5 Reasons Yes Should Be in the Hall of Fame
Yes' intricate, thrilling musicianship should have been enough to get the prog forefathers into the Rock and Roll Hall of Fame long ago. But after waiting more than two decades to get in, perhaps the induction committee is looking for an argument that goes beyond possessing one of rock's most distinctive guitarists, a bass-playing pioneer, a keyboardist as inventive as he is flamboyantly dressed and a signature vocalist. We're here to help, with a list of five reasons Yes should be in the Rock and Roll Hall of Fame.
Late co-founding bassist Chris Squire often wondered aloud if Yes' ever-evolving membership had kept them from recognition by the Hall of Fame -- but that didn't derail the candidacy of groups like the Grateful Dead, who brought five separate keyboardists along for induction. Instead, Yes' myriad lineups are more a testament to their sturdy resiliency in the face of changing musical directions (Tony Kaye co-founded the group in their organ-driven early days, then returned on synth during their sleek, 90125 era), member defections (guitarist Trevor Rabin took over when Steve Howe left for Asia) and the inevitable deaths in the family (Billy Sherwood rejoined just before Squire died in 2015).
Unlike so many of their peers, Yes refused to rest on their well-regarded laurels as one of progressive rock's founding bands. They helped set the genre standard on albums like 1971's Fragile and 1972's Close to the Edge, pushed the boundaries of long-form musicmaking to their limits on 1973's Tales of Topographic Oceans, moved confidently into the New Wave era on 1980's Drama and 1983's 90125, dabbled in pop with 1987's Big Generator and 1994's Talk and explored broad orchestral sounds on 2001's Magnification. All the while, they kept the original home fires burning, with notable returns to their classic-era configuration and sound on albums like 1977's Going for the One and the Keys to Ascension projects in 1996-97.
This argument may seem particularly anachronistic in the streaming age, but Yes' long-held association with artist Roger Dean did more than frame their recorded output. It also helped elevate the art of album covers. Dean fashioned entire universes to match the new musical worlds Jon Anderson and company were exploring inside. Beginning with Fragile and continuing past 2014's Heaven & Earth, Dean has crafted more than 20 covers for Yes, becoming inextricably linked to their legend. Along the way, his fantasy-based, otherworldly landscapes have fascinated generations of fans – in both the music and art worlds.
For years, the Rock and Roll Hall of Fame seemed to be actively avoiding progressive rock.

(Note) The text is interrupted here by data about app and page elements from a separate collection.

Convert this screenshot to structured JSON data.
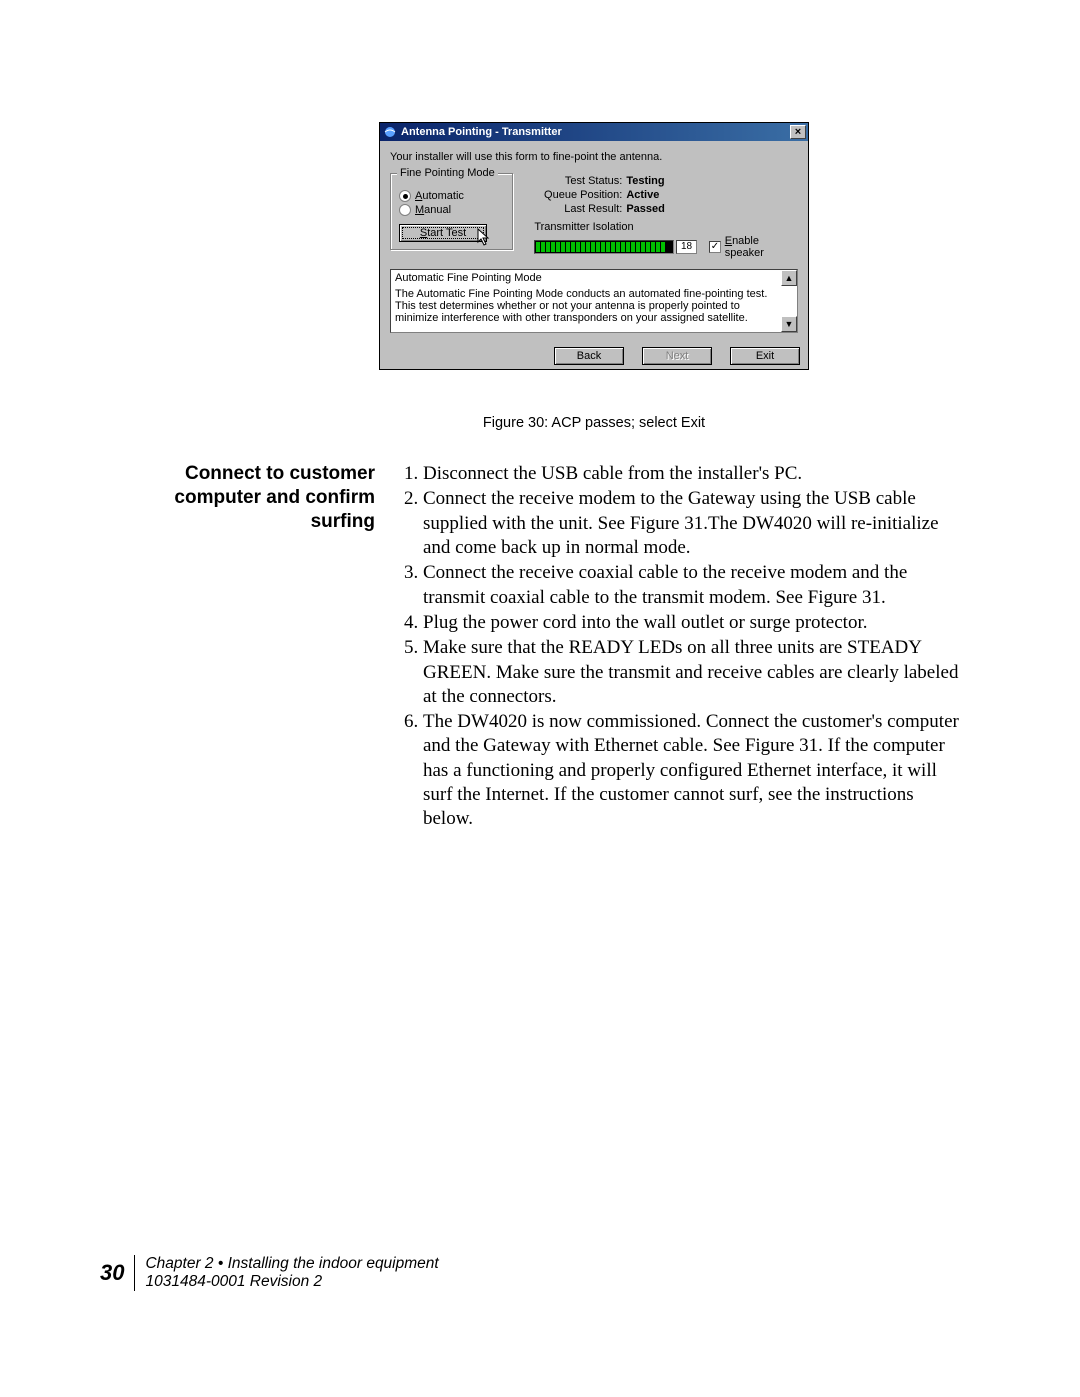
{
  "dialog": {
    "title": "Antenna Pointing - Transmitter",
    "close_glyph": "×",
    "intro": "Your installer will use this form to fine-point the antenna.",
    "group_legend": "Fine Pointing Mode",
    "radio_auto": "Automatic",
    "radio_manual": "Manual",
    "start_test": "Start Test",
    "status": {
      "test_status_label": "Test Status:",
      "test_status_val": "Testing",
      "queue_label": "Queue Position:",
      "queue_val": "Active",
      "last_result_label": "Last Result:",
      "last_result_val": "Passed"
    },
    "iso_label": "Transmitter Isolation",
    "iso_value": "18",
    "enable_speaker": "Enable speaker",
    "check_glyph": "✓",
    "info_title": "Automatic Fine Pointing Mode",
    "info_text": "The Automatic Fine Pointing Mode conducts an automated fine-pointing test. This test determines whether or not your antenna is properly pointed to minimize interference with other transponders on your assigned satellite.",
    "sb_up": "▲",
    "sb_down": "▼",
    "back": "Back",
    "next": "Next",
    "exit": "Exit"
  },
  "caption": "Figure 30:  ACP passes; select Exit",
  "heading": "Connect to customer computer and confirm surfing",
  "steps": [
    "Disconnect the USB cable from the installer's PC.",
    "Connect the receive modem to the Gateway using the USB cable supplied with the unit. See Figure 31.The DW4020 will re-initialize and come back up in normal mode.",
    "Connect the receive coaxial cable to the receive modem and the transmit coaxial cable to the transmit modem. See Figure 31.",
    "Plug the power cord into the wall outlet or surge protector.",
    "Make sure that the READY LEDs on all three units are STEADY GREEN. Make sure the transmit and receive cables are clearly labeled at the connectors.",
    "The DW4020 is now commissioned. Connect the customer's computer and the Gateway with Ethernet cable. See Figure 31. If the computer has a functioning and properly configured Ethernet interface, it will surf the Internet. If the customer cannot surf, see the instructions below."
  ],
  "footer": {
    "page": "30",
    "line1": "Chapter 2 • Installing the indoor equipment",
    "line2": "1031484-0001  Revision 2"
  }
}
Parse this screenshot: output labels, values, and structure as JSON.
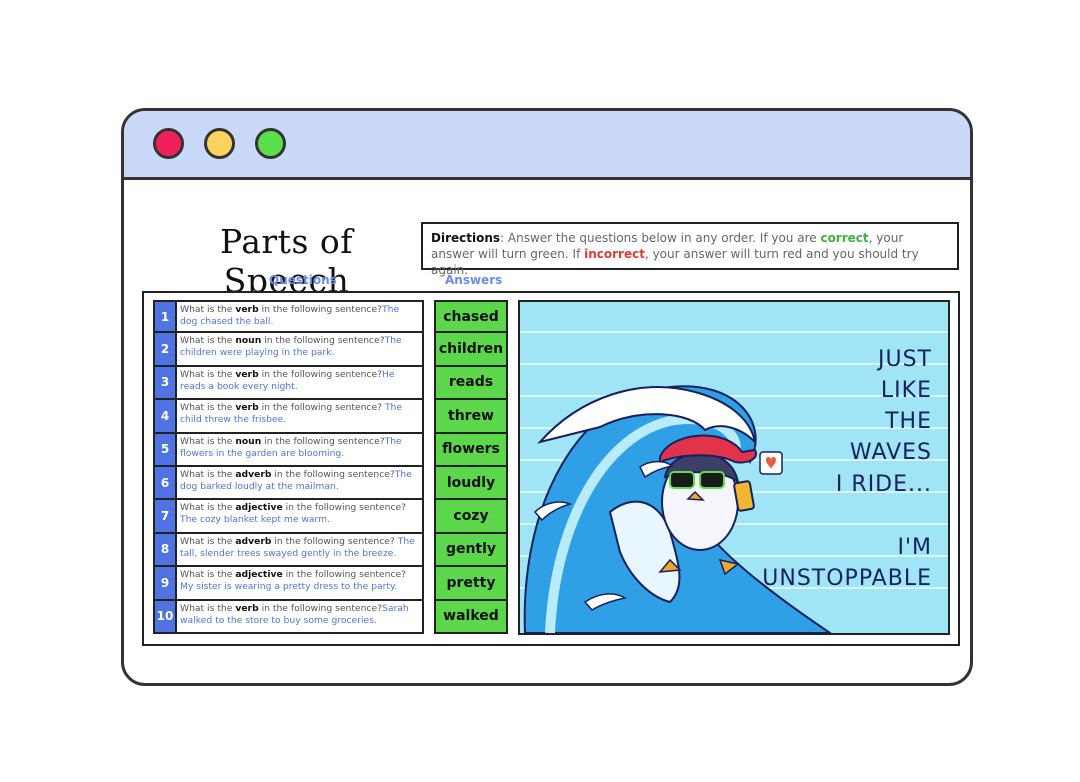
{
  "window": {
    "controls": [
      "close",
      "minimize",
      "maximize"
    ]
  },
  "title": "Parts of Speech",
  "directions": {
    "label": "Directions",
    "text1": ":  Answer the questions below in any order.  If you are ",
    "correct": "correct",
    "text2": ", your answer will turn green.  If ",
    "incorrect": "incorrect",
    "text3": ", your answer will turn red and you should try again."
  },
  "headers": {
    "questions": "Questions",
    "answers": "Answers"
  },
  "questions": [
    {
      "num": "1",
      "prefix": "What is the ",
      "part": "verb",
      "suffix": " in the following sentence?",
      "sentence": "The dog chased the ball."
    },
    {
      "num": "2",
      "prefix": "What is the ",
      "part": "noun",
      "suffix": " in the following sentence?",
      "sentence": "The children were playing in the park."
    },
    {
      "num": "3",
      "prefix": "What is the ",
      "part": "verb",
      "suffix": " in the following sentence?",
      "sentence": "He reads a book every night."
    },
    {
      "num": "4",
      "prefix": "What is the ",
      "part": "verb",
      "suffix": " in the following sentence? ",
      "sentence": "The child threw the frisbee."
    },
    {
      "num": "5",
      "prefix": "What is the ",
      "part": "noun",
      "suffix": " in the following sentence?",
      "sentence": "The flowers in the garden are blooming."
    },
    {
      "num": "6",
      "prefix": "What is the ",
      "part": "adverb",
      "suffix": " in the following sentence?",
      "sentence": "The dog barked loudly at the mailman."
    },
    {
      "num": "7",
      "prefix": "What is the ",
      "part": "adjective",
      "suffix": " in the following sentence?",
      "sentence": "The cozy blanket kept me warm."
    },
    {
      "num": "8",
      "prefix": "What is the ",
      "part": "adverb",
      "suffix": " in the following sentence?  ",
      "sentence": "The tall, slender trees swayed gently in the breeze."
    },
    {
      "num": "9",
      "prefix": "What is the ",
      "part": "adjective",
      "suffix": " in the following sentence?",
      "sentence": "My sister is wearing a pretty dress to the party."
    },
    {
      "num": "10",
      "prefix": "What is the ",
      "part": "verb",
      "suffix": " in the following sentence?",
      "sentence": "Sarah walked to the store to buy some groceries."
    }
  ],
  "answers": [
    "chased",
    "children",
    "reads",
    "threw",
    "flowers",
    "loudly",
    "cozy",
    "gently",
    "pretty",
    "walked"
  ],
  "reward": {
    "lines": [
      "JUST",
      "LIKE",
      "THE",
      "WAVES",
      "I RIDE...",
      "I'M",
      "UNSTOPPABLE"
    ]
  },
  "colors": {
    "titlebar": "#c9d9f7",
    "close": "#f0215a",
    "minimize": "#ffd25e",
    "maximize": "#5ce04a",
    "answer_bg": "#5cd64a",
    "number_bg": "#4f73e3",
    "reward_bg": "#9fe5f6"
  }
}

In fact, they'd been inducting bands for a decade before Pink Floyd finally got the nod in 1996. Traffic followed in 2004. The tides seemed to finally turn with Genesis' arrival in 2010, followed by Rush in 2013 and Peter Gabriel in 2014. Yes were stubbornly ignored until the same year Rush got in, but have now earned nominations in 2013, 2015 and 2016. The length of their wait has nevertheless stung keyboardist Rick Wakeman. "I'm so disgusted with the way that prog rock and Yes have been treated I'm not sure whether I'd turn up," he told Billboard. "I might be washing my hair that night."
In an era when nobody seems to be able to agree on anything in Washington, Yes' long-simmering Rock and Roll Hall of Fame candidacy has established common ground. A group called Voices of Yes played an instrumental role in the band's first nomination in 2013 – Yes were first eligible back in 1994 – by gathering piles of fan signatures. Voices of Yes was founded by GOP strategist John Brabender, and includes various politicos who have worked either with Democrats like Al Gore and John Kerry or Republicans like George W. Bush and Mitt Romney. Seemingly disparate rockers like Paul Stanley and Geddy Lee have bridged similar divides in speaking out on Yes' behalf.